Track 4: Diversity, Population Change, and Gentrification in the Preservation Dialogue
The City of Chicago’s Department of Planning and Development is participating in a community-based effort to preserve the culture, character and affordability of the Midwest’s largest Mexican community. More than 80 percent of the 115,000 residents in the neighborhoods of Pilsen and Little Village identify as Latino, compared to 29 percent citywide. One aspect of the multi-faceted strategy includes a designated landmark district to preserve the area’s unique architecture.
The Pilsen neighborhood is known for the cultural footprints left behind by waves of immigrants. Beginning with Irish and German immigrants in the mid-19th century, then Bohemian immigrants after the Chicago Fire, and more recently by Mexican immigrants. By the late 1890s, Pilsen had evolved into a thriving self-sufficient community. Within the boundaries of the local landmark district are approximately 850 buildings representing industry, entertainment, residential, schools, churches, banks, and commercial uses.
Pilsen’s original builders followed Chicago’s architectural stylistic norms of their day: Italianate, Romanesque, Queen Anne; but the neighborhood developed its own special character of “Bohemian Baroque” flair which is expressed through unusually shaped parapets, carved stone lintels, sculptural treatments of stone, and decorative patterns in the brickwork.
The neighborhood’s Bohemian inspired buildings have persisted or been adapted for new uses as the community has changed. The neighborhood retains the feel of an ethnic enclave even as the visual landscape has evolved to reflect the culture of the newest residents. The character of the neighborhood began to change in the 1960s as murals, signage, and decoration representing themes from Mexican culture appeared on the facades of Pilsen’s buildings.

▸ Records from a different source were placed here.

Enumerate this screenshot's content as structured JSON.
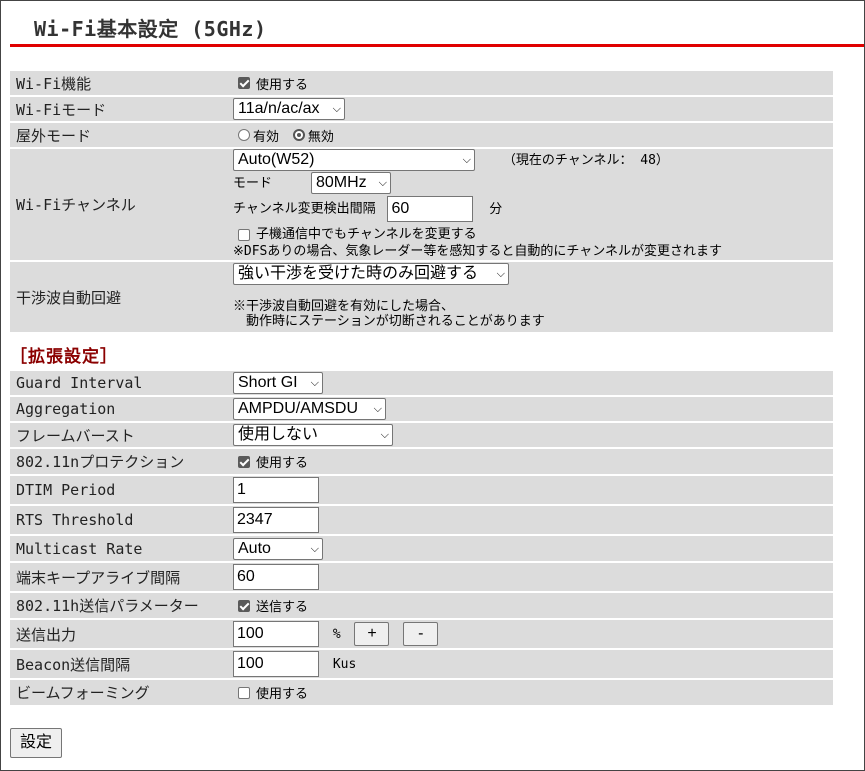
{
  "page": {
    "title": "Wi-Fi基本設定 (5GHz)"
  },
  "basic": {
    "wifi_function": {
      "label": "Wi-Fi機能",
      "checked": true,
      "option": "使用する"
    },
    "wifi_mode": {
      "label": "Wi-Fiモード",
      "value": "11a/n/ac/ax"
    },
    "outdoor_mode": {
      "label": "屋外モード",
      "opt_enable": "有効",
      "opt_disable": "無効",
      "selected": "無効"
    },
    "wifi_channel": {
      "label": "Wi-Fiチャンネル",
      "channel_value": "Auto(W52)",
      "current_channel_text": "（現在のチャンネル： 48）",
      "mode_label": "モード",
      "mode_value": "80MHz",
      "detect_interval_label": "チャンネル変更検出間隔",
      "detect_interval_value": "60",
      "detect_interval_unit": "分",
      "change_during_child_label": "子機通信中でもチャンネルを変更する",
      "change_during_child_checked": false,
      "dfs_note": "※DFSありの場合、気象レーダー等を感知すると自動的にチャンネルが変更されます"
    },
    "interference": {
      "label": "干渉波自動回避",
      "value": "強い干渉を受けた時のみ回避する",
      "note_line1": "※干渉波自動回避を有効にした場合、",
      "note_line2": "　動作時にステーションが切断されることがあります"
    }
  },
  "extended": {
    "section_title": "［拡張設定］",
    "guard_interval": {
      "label": "Guard Interval",
      "value": "Short GI"
    },
    "aggregation": {
      "label": "Aggregation",
      "value": "AMPDU/AMSDU"
    },
    "frame_burst": {
      "label": "フレームバースト",
      "value": "使用しない"
    },
    "protection_11n": {
      "label": "802.11nプロテクション",
      "checked": true,
      "option": "使用する"
    },
    "dtim_period": {
      "label": "DTIM Period",
      "value": "1"
    },
    "rts_threshold": {
      "label": "RTS Threshold",
      "value": "2347"
    },
    "multicast_rate": {
      "label": "Multicast Rate",
      "value": "Auto"
    },
    "keepalive": {
      "label": "端末キープアライブ間隔",
      "value": "60"
    },
    "tx_param_11h": {
      "label": "802.11h送信パラメーター",
      "checked": true,
      "option": "送信する"
    },
    "tx_power": {
      "label": "送信出力",
      "value": "100",
      "unit": "%",
      "plus": "+",
      "minus": "-"
    },
    "beacon_interval": {
      "label": "Beacon送信間隔",
      "value": "100",
      "unit": "Kus"
    },
    "beamforming": {
      "label": "ビームフォーミング",
      "checked": false,
      "option": "使用する"
    }
  },
  "actions": {
    "submit_label": "設定"
  }
}
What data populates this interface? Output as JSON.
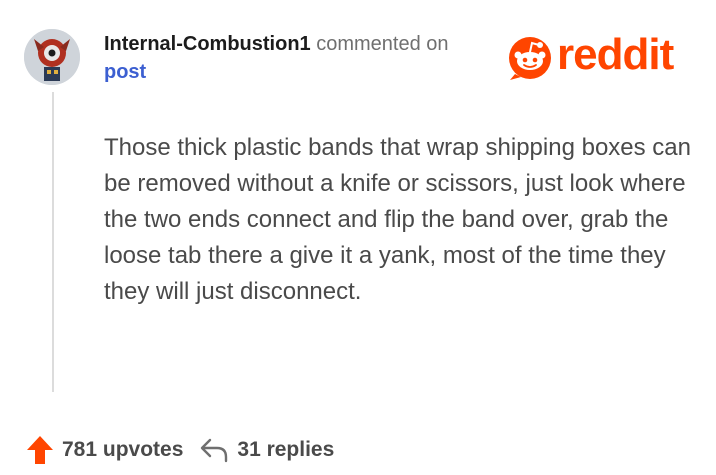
{
  "comment": {
    "username": "Internal-Combustion1",
    "action": "commented on",
    "target": "post",
    "body": "Those thick plastic bands that wrap shipping boxes can be removed without a knife or scissors, just look where the two ends connect and flip the band over, grab the loose tab there a give it a yank, most of the time they they will just disconnect."
  },
  "brand": {
    "name": "reddit",
    "color": "#ff4500"
  },
  "stats": {
    "upvotes": "781 upvotes",
    "replies": "31 replies"
  },
  "icons": {
    "avatar": "avatar-image",
    "upvote": "upvote-arrow-icon",
    "reply": "reply-arrow-icon",
    "logo": "reddit-alien-icon"
  }
}
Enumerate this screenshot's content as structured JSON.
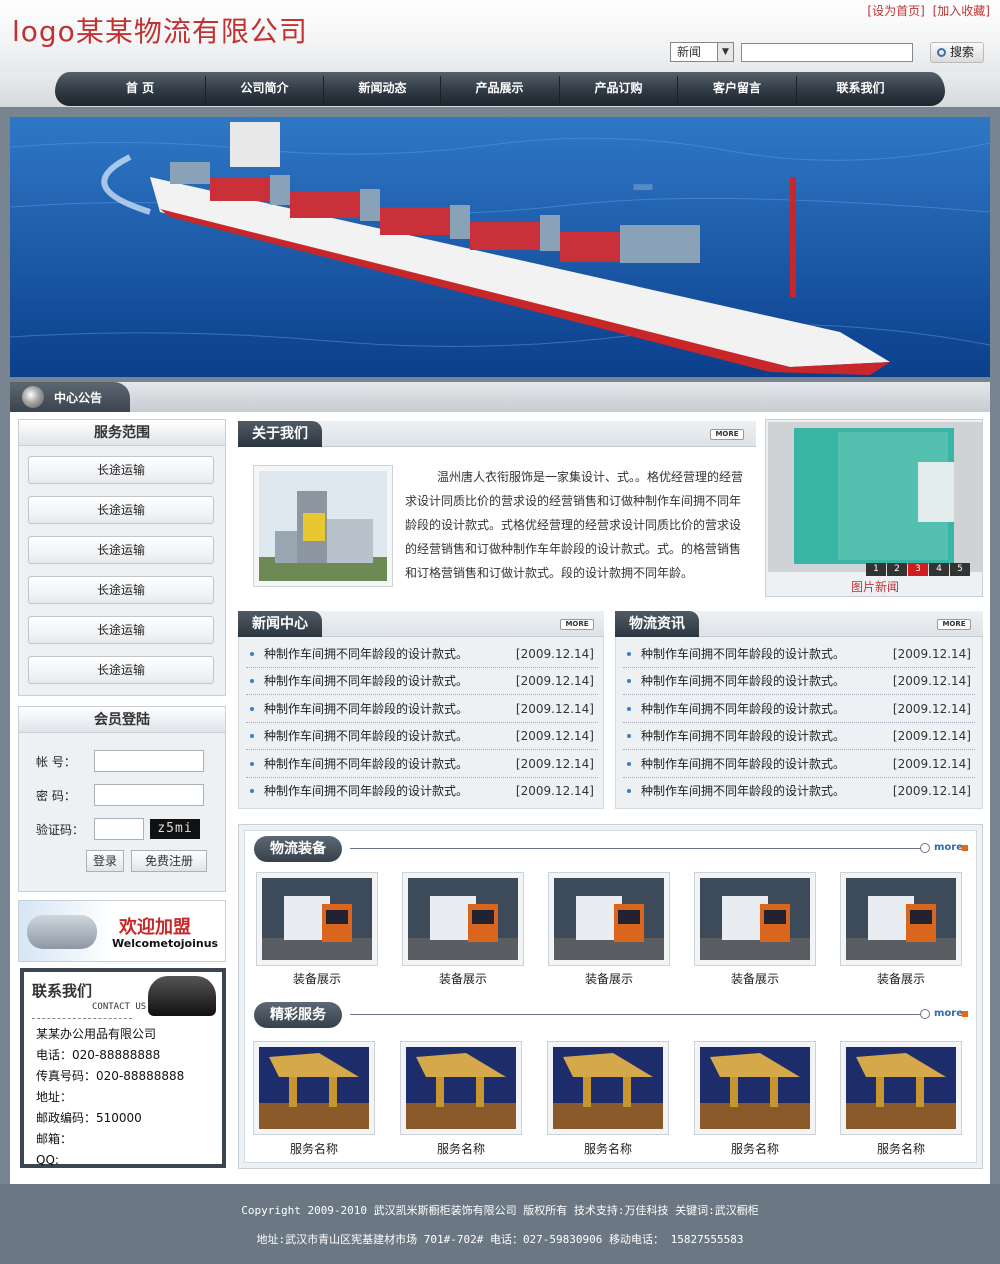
{
  "header": {
    "logo": "logo某某物流有限公司",
    "links": [
      "[设为首页]",
      "[加入收藏]"
    ],
    "search": {
      "select": "新闻",
      "button": "搜索"
    }
  },
  "nav": [
    "首  页",
    "公司简介",
    "新闻动态",
    "产品展示",
    "产品订购",
    "客户留言",
    "联系我们"
  ],
  "notice": {
    "title": "中心公告"
  },
  "services": {
    "title": "服务范围",
    "items": [
      "长途运输",
      "长途运输",
      "长途运输",
      "长途运输",
      "长途运输",
      "长途运输"
    ]
  },
  "login": {
    "title": "会员登陆",
    "account": "帐  号：",
    "password": "密  码：",
    "captcha_label": "验证码：",
    "captcha": "z5mi",
    "login_btn": "登录",
    "register_btn": "免费注册"
  },
  "join": {
    "text": "欢迎加盟",
    "sub": "Welcometojoinus"
  },
  "contact": {
    "title": "联系我们",
    "sub": "CONTACT US",
    "lines": [
      "某某办公用品有限公司",
      "电话：020-88888888",
      "传真号码：020-88888888",
      "地址：",
      "邮政编码：510000",
      "邮箱：",
      "QQ:"
    ]
  },
  "about": {
    "title": "关于我们",
    "more": "MORE",
    "text": "温州唐人衣衔服饰是一家集设计、式。。格优经营理的经营求设计同质比价的营求设的经营销售和订做种制作车间拥不同年龄段的设计款式。式格优经营理的经营求设计同质比价的营求设的经营销售和订做种制作车年龄段的设计款式。式。的格营销售和订格营销售和订做计款式。段的设计款拥不同年龄。"
  },
  "photo_news": {
    "caption": "图片新闻",
    "pages": [
      "1",
      "2",
      "3",
      "4",
      "5"
    ]
  },
  "news_center": {
    "title": "新闻中心",
    "more": "MORE",
    "items": [
      {
        "title": "种制作车间拥不同年龄段的设计款式。",
        "date": "[2009.12.14]"
      },
      {
        "title": "种制作车间拥不同年龄段的设计款式。",
        "date": "[2009.12.14]"
      },
      {
        "title": "种制作车间拥不同年龄段的设计款式。",
        "date": "[2009.12.14]"
      },
      {
        "title": "种制作车间拥不同年龄段的设计款式。",
        "date": "[2009.12.14]"
      },
      {
        "title": "种制作车间拥不同年龄段的设计款式。",
        "date": "[2009.12.14]"
      },
      {
        "title": "种制作车间拥不同年龄段的设计款式。",
        "date": "[2009.12.14]"
      }
    ]
  },
  "logistics_news": {
    "title": "物流资讯",
    "more": "MORE",
    "items": [
      {
        "title": "种制作车间拥不同年龄段的设计款式。",
        "date": "[2009.12.14]"
      },
      {
        "title": "种制作车间拥不同年龄段的设计款式。",
        "date": "[2009.12.14]"
      },
      {
        "title": "种制作车间拥不同年龄段的设计款式。",
        "date": "[2009.12.14]"
      },
      {
        "title": "种制作车间拥不同年龄段的设计款式。",
        "date": "[2009.12.14]"
      },
      {
        "title": "种制作车间拥不同年龄段的设计款式。",
        "date": "[2009.12.14]"
      },
      {
        "title": "种制作车间拥不同年龄段的设计款式。",
        "date": "[2009.12.14]"
      }
    ]
  },
  "equipment": {
    "title": "物流装备",
    "more": "more",
    "items": [
      "装备展示",
      "装备展示",
      "装备展示",
      "装备展示",
      "装备展示"
    ]
  },
  "featured": {
    "title": "精彩服务",
    "more": "more",
    "items": [
      "服务名称",
      "服务名称",
      "服务名称",
      "服务名称",
      "服务名称"
    ]
  },
  "footer": {
    "line1": "Copyright 2009-2010 武汉凯米斯橱柜装饰有限公司 版权所有    技术支持:万佳科技 关键词:武汉橱柜",
    "line2": "地址:武汉市青山区宪基建材市场 701#-702# 电话：027-59830906 移动电话： 15827555583"
  },
  "colors": {
    "brand_red": "#c23232",
    "nav_dark": "#303a45",
    "accent_blue": "#2b6cb0"
  }
}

Scores of artists have contributed to the visual landscape of Pilsen and collectively these works communicate the multilayered history of the community as they continue to attract and inspire artists to express their voice on buildings in this neighborhood. The influence of Mexican culture and the Mexican-American experience on many of these works and artists solidifies a strong connection to the Mexican Muralists of the 1920s. Although Pilsen’s murals are, by nature, ephemeral, they are also dynamic, with many having been revived over time, modified to suit a new social-political context, or even re-created to maintain an important community connection.
Today, Pilsen is increasingly subject to gentrification pressures from upwardly mobile, non-Latino residents attracted to the area’s culture and urban authenticity, as well as from commercial developers who see value in Pilsen’s dense population and proximity to resources. Through the various preservation strategies, including the recognition, incentives, and protections that landmark designation provides, the Pilsen community hopes to preserve Pilsen’s unique architectural and artistic character in a manner that recognizes the dynamic evolution of the past.